The room is as dark as a crow.
A bright light appears, bathing a group of figures. They pose along a bench, their gazes fixed into empty space.
Strange sounds permeate the room — news clips, low voices, musical snippets, static — a radio on seek. The group remains still.
Far behind them, two figures emerge. One, legs spread, appears to give birth to the other.Read More
By Zack Graham
“You, Very Young in New York,” a poem by Hannah Sullivan, will remind you of why you live in New York. It will remind you why you struggle through winter after winter, why you wait underground for a train that may never come, why sometimes, despite living in the biggest city in America, you feel so alone. In short, “You, Very Young in New York” is the perfect remedy for a brutal New York February.
By Siena Oristaglio

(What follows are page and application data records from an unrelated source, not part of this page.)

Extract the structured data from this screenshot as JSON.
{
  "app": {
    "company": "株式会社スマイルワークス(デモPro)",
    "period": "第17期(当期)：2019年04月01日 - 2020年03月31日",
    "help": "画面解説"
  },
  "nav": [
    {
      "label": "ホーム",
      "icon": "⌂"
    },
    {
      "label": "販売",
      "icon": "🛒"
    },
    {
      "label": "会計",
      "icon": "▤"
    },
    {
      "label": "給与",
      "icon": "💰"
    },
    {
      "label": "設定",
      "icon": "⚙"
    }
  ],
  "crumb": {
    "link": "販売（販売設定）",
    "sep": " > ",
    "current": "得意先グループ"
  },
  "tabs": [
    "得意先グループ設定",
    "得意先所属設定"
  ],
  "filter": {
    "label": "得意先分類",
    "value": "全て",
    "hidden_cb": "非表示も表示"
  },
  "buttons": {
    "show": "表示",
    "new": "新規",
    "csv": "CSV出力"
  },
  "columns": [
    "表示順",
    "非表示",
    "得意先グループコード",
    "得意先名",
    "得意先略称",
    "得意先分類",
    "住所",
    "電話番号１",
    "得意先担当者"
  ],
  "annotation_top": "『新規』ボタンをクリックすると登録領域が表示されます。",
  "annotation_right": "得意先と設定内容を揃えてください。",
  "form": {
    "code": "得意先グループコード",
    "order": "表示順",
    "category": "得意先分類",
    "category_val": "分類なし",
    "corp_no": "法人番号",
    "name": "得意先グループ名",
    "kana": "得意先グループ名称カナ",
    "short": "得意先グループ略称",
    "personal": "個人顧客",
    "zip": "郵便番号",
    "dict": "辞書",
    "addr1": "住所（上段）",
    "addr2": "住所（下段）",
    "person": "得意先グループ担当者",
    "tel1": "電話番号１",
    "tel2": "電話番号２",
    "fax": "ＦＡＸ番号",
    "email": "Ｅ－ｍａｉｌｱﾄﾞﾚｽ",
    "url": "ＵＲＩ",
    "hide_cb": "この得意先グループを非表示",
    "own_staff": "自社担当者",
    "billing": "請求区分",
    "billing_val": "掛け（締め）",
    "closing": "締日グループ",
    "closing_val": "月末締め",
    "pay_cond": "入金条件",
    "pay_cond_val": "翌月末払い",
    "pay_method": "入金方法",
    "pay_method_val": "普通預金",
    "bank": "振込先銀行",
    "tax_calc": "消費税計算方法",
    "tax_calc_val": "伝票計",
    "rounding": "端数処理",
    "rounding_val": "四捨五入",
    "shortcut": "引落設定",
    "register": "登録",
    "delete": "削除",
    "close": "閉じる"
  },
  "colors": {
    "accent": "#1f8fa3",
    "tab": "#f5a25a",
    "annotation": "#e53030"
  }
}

I recognize the bold colors and simple, graphic drawing style. A hot pink bonfire radiates from the base of what appears to be a vintage wooden paper cutter. The object hangs on the wall across the room from me, its broad handle jutting into the space.
by Robb Todd
A silver-bearded man stands in the middle of a sidewalk spotted with gum, a bamboo rice paddy hat tilted on his head, and he cups his hands at his waist and asks in monotone: “Can you help me? I’m poor.”
I pull a banana from my coat pocket and hand it to him, and he says, “Everything you need to know about life you can learn by watching animals,” and he peels the banana by pinching off the black spot at the bottom, not by pulling the stem. “I speak several languages, including toddler, and I’ve picked flowers from rhinoceros horns. Every ritual is forced upon us.”
by Tess Crain
This past year, I set out to read a hundred books. All had to count, more or less, however subjectively, as “literature.” As I had read fifty-two not without effort the previous year, the goal was to read more, not more quickly; and since my schedule had not changed in any major way, doubling this number required I make time… mainly by skipping parties, putting off work, and puttering less. The project was self-conscious but—books being central to my life as a writer—seemed worthwhile.
Time began to register in volumes…Read More
by Zack Graham
There is a preternatural precision to Hernán Diaz’s every syllable, word, phrase and sentence. No room to spare. He doesn’t let you breathe. What’s more, he is a writer capable of conceptual translation. He can turn the banal into the fascinating. He can reduce the complex into the basic. He can even make the gruesome majestic.
We’re pleased to announce a new monthly feature showcasing four critically minded writers: Zack Graham, Tess Crain, Robb Todd, and Siena Oristaglio. The Epiphanic, so-called, will publish at least one piece each month about an artistic enthusiasm, whether literary, visual, or performative in nature… The intention here is to provide an extended space for critically minded writers to develop their perspectives. If literary culture is to survive well into this new century, the vital role of critics cannot be ignored. Algorithms do not speak with an individual voice; it is the individual voice, finally, or several in conversation, that consecrate literary endeavor. If the perception of value is left to the marketplace alone, well, then, it’s safe to say we all stand to miss a great deal.Read More